Gomero’s traditional owners voted overwhelmingly against entering into an agreement with Santos for its Narabri gas project ahead of a court hearing to decide whether the project could go ahead without their consent.
Santos Gomeroi has initiated proceedings at the National Local Title Tribunal to advance the 850-well coal seam gas project in northwest New South Wales without agreement from the public.
The trial is set to begin next week.
NSW and the federal government have approved the Narrabri gas project in 2020.
The lands targeted for gas production are subject to a Native Title claim, which means Santos needs either an agreement with the Gomeroi traditional owners or a resolution by the National Local Title Tribunal.
Santos filed an appeal with the tribunal in May last year.
It was last month that Gomeroi made an offer to traditional owners, seeking their consent for the project in exchange for a compensation package.
Traditional owners voted 162 in two with four absences to reject the proposed deal.
Raymond “Bubbly” Weatherall is one of 18 Gomeroi people who formed an organization representing local title claimants.
He said he did not think Santos had presented a fair deal or negotiated in good faith.
He said, “The value of our land is more than money.
“The spiritual and physical connection we have with our country is more than any proponent can afford.”
Weatherl said although the local title process did not allow for veto rights, the almost unanimous vote was an indication of the level of opposition to the development.
Traditional owners, community organizations and unions will hold a rally in federal court in Sydney on Friday – the day the trial begins in Brisbane – to oppose the gas field.
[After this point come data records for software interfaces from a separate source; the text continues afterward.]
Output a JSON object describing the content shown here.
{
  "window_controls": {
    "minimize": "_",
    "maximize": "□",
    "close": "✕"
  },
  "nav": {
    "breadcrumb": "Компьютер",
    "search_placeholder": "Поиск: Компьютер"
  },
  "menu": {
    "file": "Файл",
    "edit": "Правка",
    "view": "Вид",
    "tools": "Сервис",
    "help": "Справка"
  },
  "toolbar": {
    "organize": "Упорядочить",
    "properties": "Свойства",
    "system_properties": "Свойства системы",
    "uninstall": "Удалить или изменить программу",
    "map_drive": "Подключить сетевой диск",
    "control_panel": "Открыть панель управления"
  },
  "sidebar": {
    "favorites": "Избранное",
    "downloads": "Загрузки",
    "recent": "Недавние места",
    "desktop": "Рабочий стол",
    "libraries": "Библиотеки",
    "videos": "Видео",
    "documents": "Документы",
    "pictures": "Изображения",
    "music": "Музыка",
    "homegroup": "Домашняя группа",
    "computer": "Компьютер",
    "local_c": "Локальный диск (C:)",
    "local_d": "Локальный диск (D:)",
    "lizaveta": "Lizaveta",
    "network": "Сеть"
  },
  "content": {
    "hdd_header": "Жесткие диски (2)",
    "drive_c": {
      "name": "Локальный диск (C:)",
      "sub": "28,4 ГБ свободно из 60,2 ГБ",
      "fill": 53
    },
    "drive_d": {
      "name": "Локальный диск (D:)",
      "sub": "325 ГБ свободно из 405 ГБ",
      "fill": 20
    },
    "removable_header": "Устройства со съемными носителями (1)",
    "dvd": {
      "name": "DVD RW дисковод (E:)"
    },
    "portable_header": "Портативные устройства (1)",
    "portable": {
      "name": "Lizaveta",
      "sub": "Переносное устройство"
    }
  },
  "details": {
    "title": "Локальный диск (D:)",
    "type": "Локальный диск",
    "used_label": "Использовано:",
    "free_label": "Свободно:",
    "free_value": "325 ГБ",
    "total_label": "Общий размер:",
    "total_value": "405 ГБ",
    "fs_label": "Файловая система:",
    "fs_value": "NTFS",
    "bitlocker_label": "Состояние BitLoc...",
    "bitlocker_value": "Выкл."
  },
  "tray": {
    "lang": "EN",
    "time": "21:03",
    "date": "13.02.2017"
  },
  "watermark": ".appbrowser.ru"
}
Gomeroi woman Suelin Taighe said she was concerned about the project’s impact on the environment of the Piliga forest, water and cultural sites.
“When it comes down to it, the destruction of the environment, cultural sites and places of spiritual importance will affect our cultural well-being,” he said.
“Generations will not be able to visit these places – especially in Piliga – which is important for cultural practice.”
A spokesman for Santos said the company was “involved with the Gomeroi community since 2012 and has been working constructively and will continue to do so.”
“Santos will respect the decision of the National Native Title Tribunal,” they said.
But Gomeroi Man Boy Spiarium said the traditional owners wanted Santos to move away and the people were ready to “continue fighting and do as much as possible to prevent any destruction of the country.”
“Our goal is to get Santos Gomero out of the country,” he said.